The Friday after Thanksgiving, curiously nicknamed Black Friday, is supposed to be the start of the Christmas shopping frenzy and one of the most profitable days for American retailers. This year, it appears, shoppers are in an expansive mood. Having been stuck in a couple of shopping centers through no fault of my own, I can confirm sightings of crowds so immense as to make the possibility of any transaction, I would think, nearly impossible. People are out and spending.
Of course, they spend to get. And their frenzy to consume would serve as evidence to those who see self-indulgence as the ruling passion of the American character. We are, our accusers believe, obese ghouls staggering blindly through shopping malls, unable to resist the call of pleasure, consuming unto death – ours and the world’s, which we pollute and exploit in the satisfaction of our desires.
This portrait has much truth in it, though only so far as it applies to the entire human race. After all, Americans work longer hours than Europeans – and what are they doing in their free time, reading Kant? Three years ago I took a taxi ride through the English city of Reading, and the only local spot the cabbie bragged about was the hideous new shopping mall. Our own malls have been eclipsed by China’s, a country that seems determined to outdo us in every excess.
People seek pleasure and avoid pain. This is a biological, not a philosophical, imperative. It is therefore a description, not a prescription. Quite naturally, though, philosophers have seized on this principle – the universal desirability of pleasure – and, by only a slight change in emphasis, have converted it into the end or goal of human life – the moral goodness of pleasure.
Such philosophers have been called in a generic way hedonists, though we know them better by the names of their particular “schools”: epicureans and utilitarians, for example. All believed that the greatest good was the attainment of pleasure.
Richard Taylor writes: “the everyday philosophy of vast numbers of people is the philosophy of hedonism, even though most of them may never have heard this word and perhaps never have read a philosophical book.” I largely agree.

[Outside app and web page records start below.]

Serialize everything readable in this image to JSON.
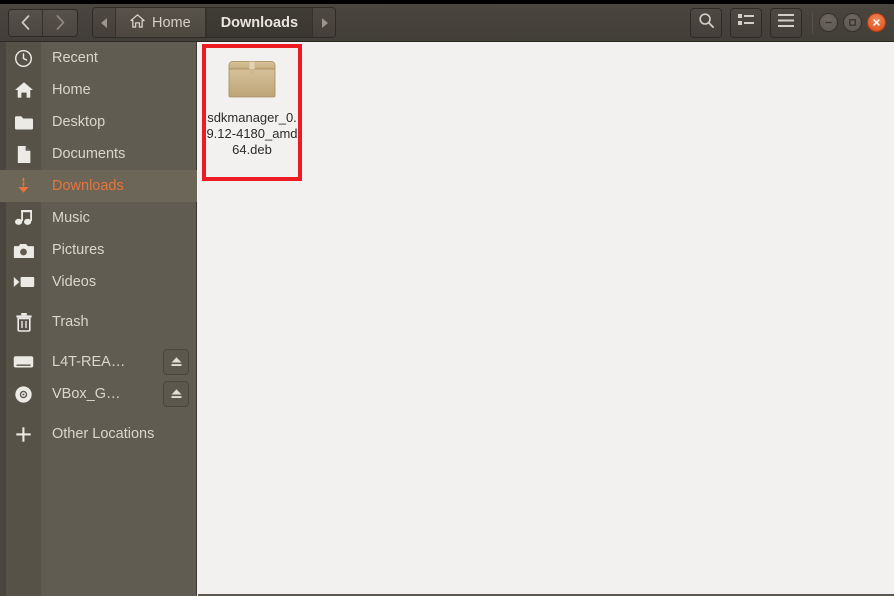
{
  "window": {
    "title": "Downloads",
    "app": "files-nautilus"
  },
  "header": {
    "back_label": "Back",
    "forward_label": "Forward",
    "breadcrumb_prev_label": "Previous path",
    "breadcrumb_next_label": "Next path",
    "crumbs": [
      {
        "label": "Home",
        "icon": "home-icon",
        "active": false
      },
      {
        "label": "Downloads",
        "icon": "",
        "active": true
      }
    ],
    "tools": [
      {
        "name": "search-button",
        "label": "Search",
        "icon": "search-icon"
      },
      {
        "name": "view-options-button",
        "label": "View options",
        "icon": "list-view-icon"
      },
      {
        "name": "menu-button",
        "label": "Menu",
        "icon": "hamburger-icon"
      }
    ],
    "window_controls": [
      {
        "name": "minimize-button",
        "label": "Minimize",
        "glyph": "−"
      },
      {
        "name": "maximize-button",
        "label": "Maximize",
        "glyph": "□"
      },
      {
        "name": "close-button",
        "label": "Close",
        "glyph": "×"
      }
    ]
  },
  "sidebar": {
    "items": [
      {
        "label": "Recent",
        "icon": "clock-icon",
        "selected": false,
        "eject": false
      },
      {
        "label": "Home",
        "icon": "home-icon",
        "selected": false,
        "eject": false
      },
      {
        "label": "Desktop",
        "icon": "folder-icon",
        "selected": false,
        "eject": false
      },
      {
        "label": "Documents",
        "icon": "document-icon",
        "selected": false,
        "eject": false
      },
      {
        "label": "Downloads",
        "icon": "download-icon",
        "selected": true,
        "eject": false
      },
      {
        "label": "Music",
        "icon": "music-icon",
        "selected": false,
        "eject": false
      },
      {
        "label": "Pictures",
        "icon": "camera-icon",
        "selected": false,
        "eject": false
      },
      {
        "label": "Videos",
        "icon": "video-icon",
        "selected": false,
        "eject": false
      },
      {
        "label": "Trash",
        "icon": "trash-icon",
        "selected": false,
        "eject": false
      },
      {
        "label": "L4T-REA…",
        "icon": "drive-icon",
        "selected": false,
        "eject": true
      },
      {
        "label": "VBox_G…",
        "icon": "disc-icon",
        "selected": false,
        "eject": true
      },
      {
        "label": "Other Locations",
        "icon": "plus-icon",
        "selected": false,
        "eject": false
      }
    ]
  },
  "files": [
    {
      "name": "sdkmanager_0.9.12-4180_amd64.deb",
      "icon": "package-icon",
      "highlighted": true
    }
  ],
  "annotation": {
    "highlight_color": "#ed1c24",
    "target": "sdkmanager_0.9.12-4180_amd64.deb"
  },
  "colors": {
    "header_bg": "#453f39",
    "sidebar_bg": "#605c51",
    "sidebar_selected_bg": "#6b6658",
    "accent": "#e8743a",
    "fileview_bg": "#f2f1ef",
    "close_button": "#dd4814"
  }
}
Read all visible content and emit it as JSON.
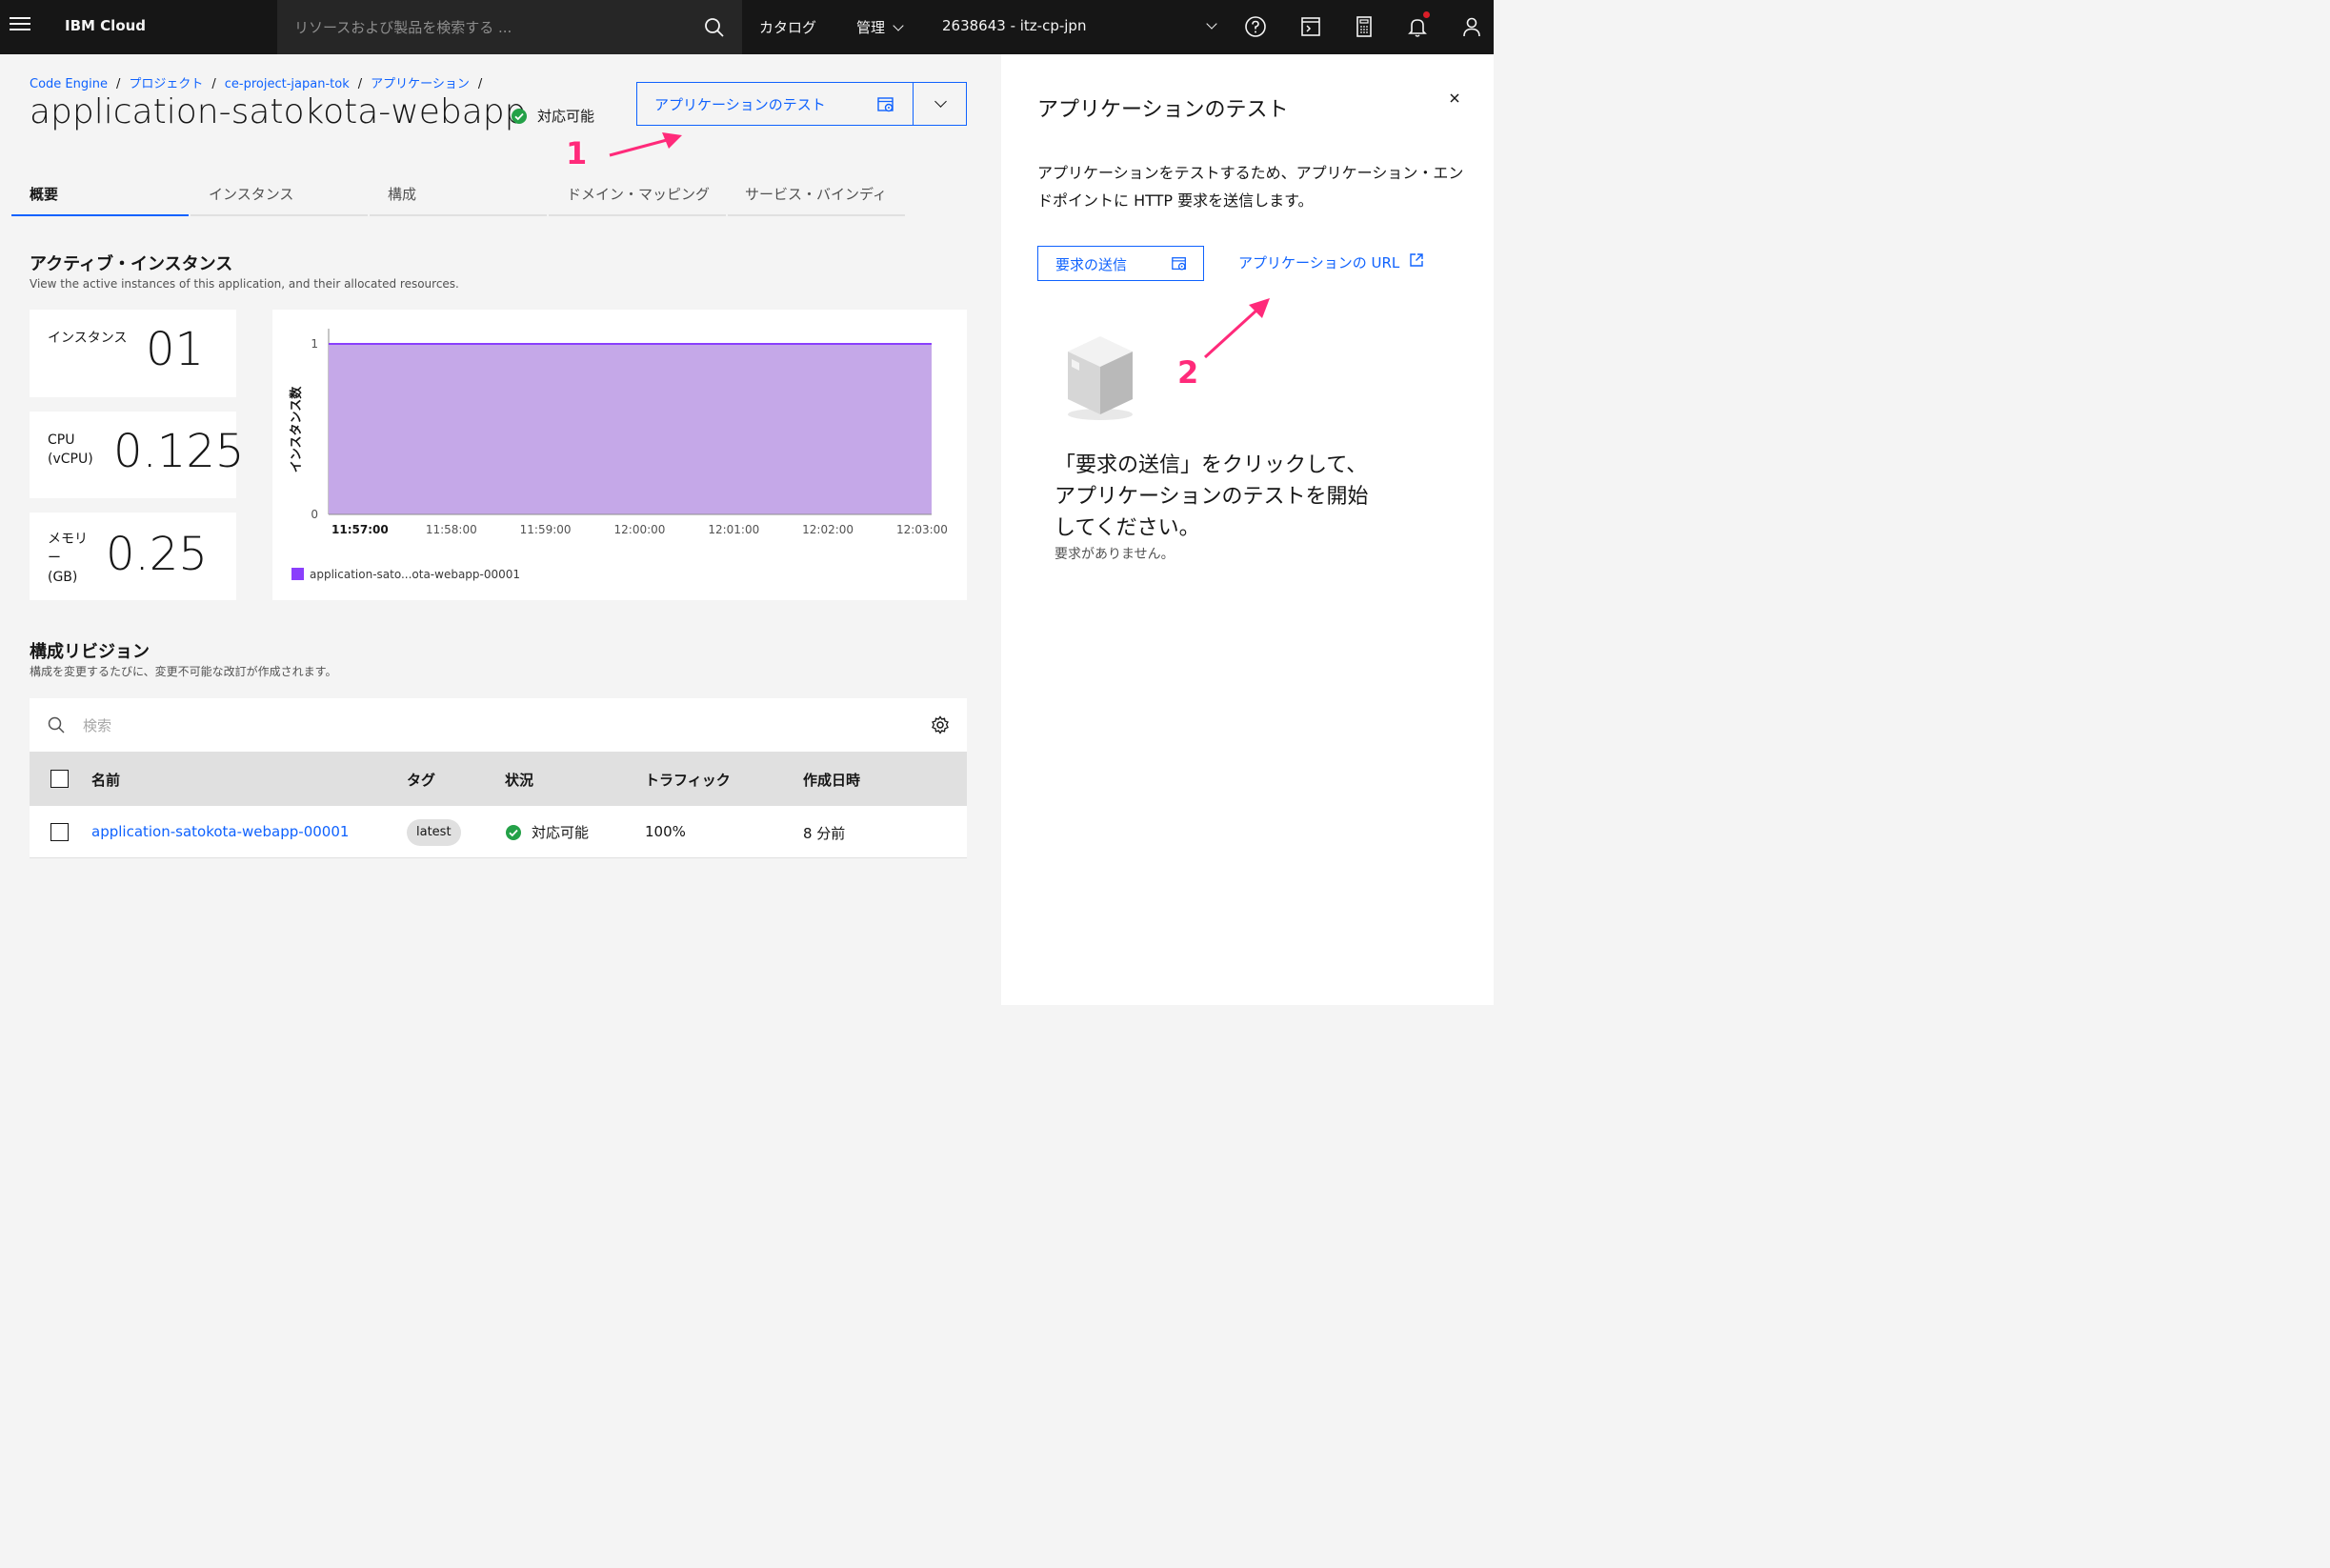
{
  "topbar": {
    "brand": "IBM Cloud",
    "search_placeholder": "リソースおよび製品を検索する ...",
    "catalog": "カタログ",
    "manage": "管理",
    "account": "2638643 - itz-cp-jpn"
  },
  "breadcrumb": [
    "Code Engine",
    "プロジェクト",
    "ce-project-japan-tok",
    "アプリケーション"
  ],
  "header": {
    "title": "application-satokota-webapp",
    "status": "対応可能",
    "test_button": "アプリケーションのテスト"
  },
  "tabs": [
    "概要",
    "インスタンス",
    "構成",
    "ドメイン・マッピング",
    "サービス・バインディ"
  ],
  "active_instances": {
    "title": "アクティブ・インスタンス",
    "description": "View the active instances of this application, and their allocated resources.",
    "stats": [
      {
        "label": "インスタンス",
        "value": "01"
      },
      {
        "label": "CPU (vCPU)",
        "value": "0.125"
      },
      {
        "label": "メモリー (GB)",
        "value": "0.25"
      }
    ]
  },
  "chart_data": {
    "type": "area",
    "x": [
      "11:57:00",
      "11:58:00",
      "11:59:00",
      "12:00:00",
      "12:01:00",
      "12:02:00",
      "12:03:00"
    ],
    "series": [
      {
        "name": "application-sato...ota-webapp-00001",
        "values": [
          1,
          1,
          1,
          1,
          1,
          1,
          1
        ],
        "color": "#8a3ffc"
      }
    ],
    "ylabel": "インスタンス数",
    "yticks": [
      "0",
      "1"
    ],
    "ylim": [
      0,
      1
    ],
    "fill_color": "#c5a8e8",
    "legend": "bottom-left"
  },
  "revisions": {
    "title": "構成リビジョン",
    "description": "構成を変更するたびに、変更不可能な改訂が作成されます。",
    "search_placeholder": "検索",
    "columns": [
      "名前",
      "タグ",
      "状況",
      "トラフィック",
      "作成日時"
    ],
    "rows": [
      {
        "name": "application-satokota-webapp-00001",
        "tag": "latest",
        "status": "対応可能",
        "traffic": "100%",
        "created": "8 分前"
      }
    ]
  },
  "panel": {
    "title": "アプリケーションのテスト",
    "description": "アプリケーションをテストするため、アプリケーション・エンドポイントに HTTP 要求を送信します。",
    "send_button": "要求の送信",
    "url_link": "アプリケーションの URL",
    "empty_title": "「要求の送信」をクリックして、アプリケーションのテストを開始してください。",
    "empty_sub": "要求がありません。"
  },
  "annotations": [
    "1",
    "2"
  ],
  "colors": {
    "accent": "#0f62fe",
    "success": "#24a148",
    "annotation": "#ff2a7a",
    "notification": "#da1e28"
  }
}
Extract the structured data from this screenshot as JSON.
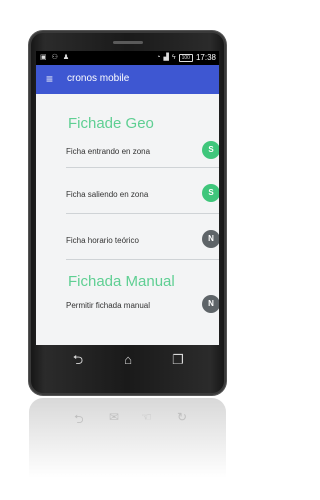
{
  "status_bar": {
    "time": "17:38",
    "battery": "100"
  },
  "app_bar": {
    "menu_icon": "hamburger-icon",
    "title": "cronos mobile",
    "color": "#3e57d2"
  },
  "sections": [
    {
      "title": "Fichade Geo",
      "items": [
        {
          "label": "Ficha entrando en zona",
          "badge": "S",
          "state": "on"
        },
        {
          "label": "Ficha saliendo en zona",
          "badge": "S",
          "state": "on"
        },
        {
          "label": "Ficha horario teórico",
          "badge": "N",
          "state": "off"
        }
      ]
    },
    {
      "title": "Fichada Manual",
      "items": [
        {
          "label": "Permitir fichada manual",
          "badge": "N",
          "state": "off"
        }
      ]
    }
  ],
  "colors": {
    "accent_green": "#5fcf93",
    "badge_on": "#3fc67b",
    "badge_off": "#5e6468"
  },
  "nav_bar": {
    "back_icon": "back-icon",
    "home_icon": "home-icon",
    "recents_icon": "recents-icon"
  }
}
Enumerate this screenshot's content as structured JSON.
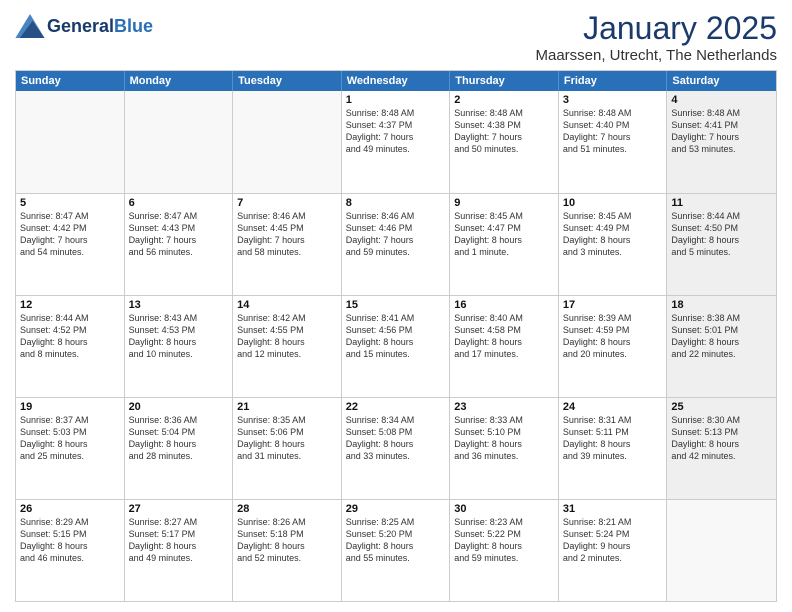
{
  "header": {
    "logo_general": "General",
    "logo_blue": "Blue",
    "title": "January 2025",
    "subtitle": "Maarssen, Utrecht, The Netherlands"
  },
  "calendar": {
    "days_of_week": [
      "Sunday",
      "Monday",
      "Tuesday",
      "Wednesday",
      "Thursday",
      "Friday",
      "Saturday"
    ],
    "weeks": [
      [
        {
          "day": "",
          "info": "",
          "empty": true
        },
        {
          "day": "",
          "info": "",
          "empty": true
        },
        {
          "day": "",
          "info": "",
          "empty": true
        },
        {
          "day": "1",
          "info": "Sunrise: 8:48 AM\nSunset: 4:37 PM\nDaylight: 7 hours\nand 49 minutes.",
          "empty": false
        },
        {
          "day": "2",
          "info": "Sunrise: 8:48 AM\nSunset: 4:38 PM\nDaylight: 7 hours\nand 50 minutes.",
          "empty": false
        },
        {
          "day": "3",
          "info": "Sunrise: 8:48 AM\nSunset: 4:40 PM\nDaylight: 7 hours\nand 51 minutes.",
          "empty": false
        },
        {
          "day": "4",
          "info": "Sunrise: 8:48 AM\nSunset: 4:41 PM\nDaylight: 7 hours\nand 53 minutes.",
          "empty": false,
          "shaded": true
        }
      ],
      [
        {
          "day": "5",
          "info": "Sunrise: 8:47 AM\nSunset: 4:42 PM\nDaylight: 7 hours\nand 54 minutes.",
          "empty": false
        },
        {
          "day": "6",
          "info": "Sunrise: 8:47 AM\nSunset: 4:43 PM\nDaylight: 7 hours\nand 56 minutes.",
          "empty": false
        },
        {
          "day": "7",
          "info": "Sunrise: 8:46 AM\nSunset: 4:45 PM\nDaylight: 7 hours\nand 58 minutes.",
          "empty": false
        },
        {
          "day": "8",
          "info": "Sunrise: 8:46 AM\nSunset: 4:46 PM\nDaylight: 7 hours\nand 59 minutes.",
          "empty": false
        },
        {
          "day": "9",
          "info": "Sunrise: 8:45 AM\nSunset: 4:47 PM\nDaylight: 8 hours\nand 1 minute.",
          "empty": false
        },
        {
          "day": "10",
          "info": "Sunrise: 8:45 AM\nSunset: 4:49 PM\nDaylight: 8 hours\nand 3 minutes.",
          "empty": false
        },
        {
          "day": "11",
          "info": "Sunrise: 8:44 AM\nSunset: 4:50 PM\nDaylight: 8 hours\nand 5 minutes.",
          "empty": false,
          "shaded": true
        }
      ],
      [
        {
          "day": "12",
          "info": "Sunrise: 8:44 AM\nSunset: 4:52 PM\nDaylight: 8 hours\nand 8 minutes.",
          "empty": false
        },
        {
          "day": "13",
          "info": "Sunrise: 8:43 AM\nSunset: 4:53 PM\nDaylight: 8 hours\nand 10 minutes.",
          "empty": false
        },
        {
          "day": "14",
          "info": "Sunrise: 8:42 AM\nSunset: 4:55 PM\nDaylight: 8 hours\nand 12 minutes.",
          "empty": false
        },
        {
          "day": "15",
          "info": "Sunrise: 8:41 AM\nSunset: 4:56 PM\nDaylight: 8 hours\nand 15 minutes.",
          "empty": false
        },
        {
          "day": "16",
          "info": "Sunrise: 8:40 AM\nSunset: 4:58 PM\nDaylight: 8 hours\nand 17 minutes.",
          "empty": false
        },
        {
          "day": "17",
          "info": "Sunrise: 8:39 AM\nSunset: 4:59 PM\nDaylight: 8 hours\nand 20 minutes.",
          "empty": false
        },
        {
          "day": "18",
          "info": "Sunrise: 8:38 AM\nSunset: 5:01 PM\nDaylight: 8 hours\nand 22 minutes.",
          "empty": false,
          "shaded": true
        }
      ],
      [
        {
          "day": "19",
          "info": "Sunrise: 8:37 AM\nSunset: 5:03 PM\nDaylight: 8 hours\nand 25 minutes.",
          "empty": false
        },
        {
          "day": "20",
          "info": "Sunrise: 8:36 AM\nSunset: 5:04 PM\nDaylight: 8 hours\nand 28 minutes.",
          "empty": false
        },
        {
          "day": "21",
          "info": "Sunrise: 8:35 AM\nSunset: 5:06 PM\nDaylight: 8 hours\nand 31 minutes.",
          "empty": false
        },
        {
          "day": "22",
          "info": "Sunrise: 8:34 AM\nSunset: 5:08 PM\nDaylight: 8 hours\nand 33 minutes.",
          "empty": false
        },
        {
          "day": "23",
          "info": "Sunrise: 8:33 AM\nSunset: 5:10 PM\nDaylight: 8 hours\nand 36 minutes.",
          "empty": false
        },
        {
          "day": "24",
          "info": "Sunrise: 8:31 AM\nSunset: 5:11 PM\nDaylight: 8 hours\nand 39 minutes.",
          "empty": false
        },
        {
          "day": "25",
          "info": "Sunrise: 8:30 AM\nSunset: 5:13 PM\nDaylight: 8 hours\nand 42 minutes.",
          "empty": false,
          "shaded": true
        }
      ],
      [
        {
          "day": "26",
          "info": "Sunrise: 8:29 AM\nSunset: 5:15 PM\nDaylight: 8 hours\nand 46 minutes.",
          "empty": false
        },
        {
          "day": "27",
          "info": "Sunrise: 8:27 AM\nSunset: 5:17 PM\nDaylight: 8 hours\nand 49 minutes.",
          "empty": false
        },
        {
          "day": "28",
          "info": "Sunrise: 8:26 AM\nSunset: 5:18 PM\nDaylight: 8 hours\nand 52 minutes.",
          "empty": false
        },
        {
          "day": "29",
          "info": "Sunrise: 8:25 AM\nSunset: 5:20 PM\nDaylight: 8 hours\nand 55 minutes.",
          "empty": false
        },
        {
          "day": "30",
          "info": "Sunrise: 8:23 AM\nSunset: 5:22 PM\nDaylight: 8 hours\nand 59 minutes.",
          "empty": false
        },
        {
          "day": "31",
          "info": "Sunrise: 8:21 AM\nSunset: 5:24 PM\nDaylight: 9 hours\nand 2 minutes.",
          "empty": false
        },
        {
          "day": "",
          "info": "",
          "empty": true,
          "shaded": true
        }
      ]
    ]
  }
}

Why, then, do philosophers trouble themselves to write books, and establish schools, advocating hedonism? The briefest consideration of the matter will show us why they take such pains: the pursuit of pleasure as a moral ideal is deeply problematic. In fact, I believe it to be impossible.
The problem has to do with the organization of the many pleasures we can enjoy. If an individual is more than a pinball, bouncing off one pleasure in search of the next, then some principle must be introduced that ranks pleasures according to a scale of values. But once this scale is accepted, its standards rather than pleasure become the highest moral good. In my opinion, this describes the human condition pretty accurately. Taylor’s statement should be modified to reflect this reality: vast numbers of people seek pleasure, guided by a scale of values.
In Plato’s Gorgias, a recent read, Socrates turns this problem against the foolhardy Polus, who had been advocating a hedonistic approach to the good life. Once Polus admits there is such a thing as “good” and “bad” pleasures, his position is quickly demolished.
Beyond the problem of ranking, there’s an intractable problem with the very nature of pleasure. Pleasure serves as a cue for a biological need. Once the need is satisfied, the pleasure goes away. We say truthfully that sex and food are among the greatest pleasures: but even if it were physically possible, an endless orgy of copulation and eating would become less and less pleasurable, and soon end as a nightmare of misery.
Of course, such a binge is not physically possible: so what are we to do with those long stretches of time between orgies? What is the point of life when strong pleasures are unattainable? By this path we again ellide out of the hedonist ideal, and enter a scale of values based on different principles.
The epicureans tried to get around this problem by moderating almost to nullity the pleasures of the body, while exalting the tamer pleasures of the mind; an approach they took to a logical extreme by defining pleasure as the absence of pain. Of course, absence of pain is what the dead feel: by this formula, I will achieve epicureanism – alas, as a permanent condition – when I become a corpse.
For the living, the “pleasures of the mind” work well enough, if one happens to be a professor of philosophy. For the “vast numbers” cited by Taylor, it may feel like the next worst thing to being dead.
If one isn’t allowed to love with passion, or play a sport with intensity, or roar in ecstasy when your team scores a touchdown – or, indeed, feel utterly moved by the beauty of, say, motoring down the Grand Canal on a perfectly sunny day, or reading Priam’s speech to Achilles in the Iliad, or listening to the last aria in the Marriage of Figaro – if all one is allowed is moderation in life’s great pleasures, I question whether we are allowed to live at all. Epicureanism may be feasible as a doctrine of pleasure for eggheads; a type of pleasure that is, thankfully, impossible for the rest of us to attain.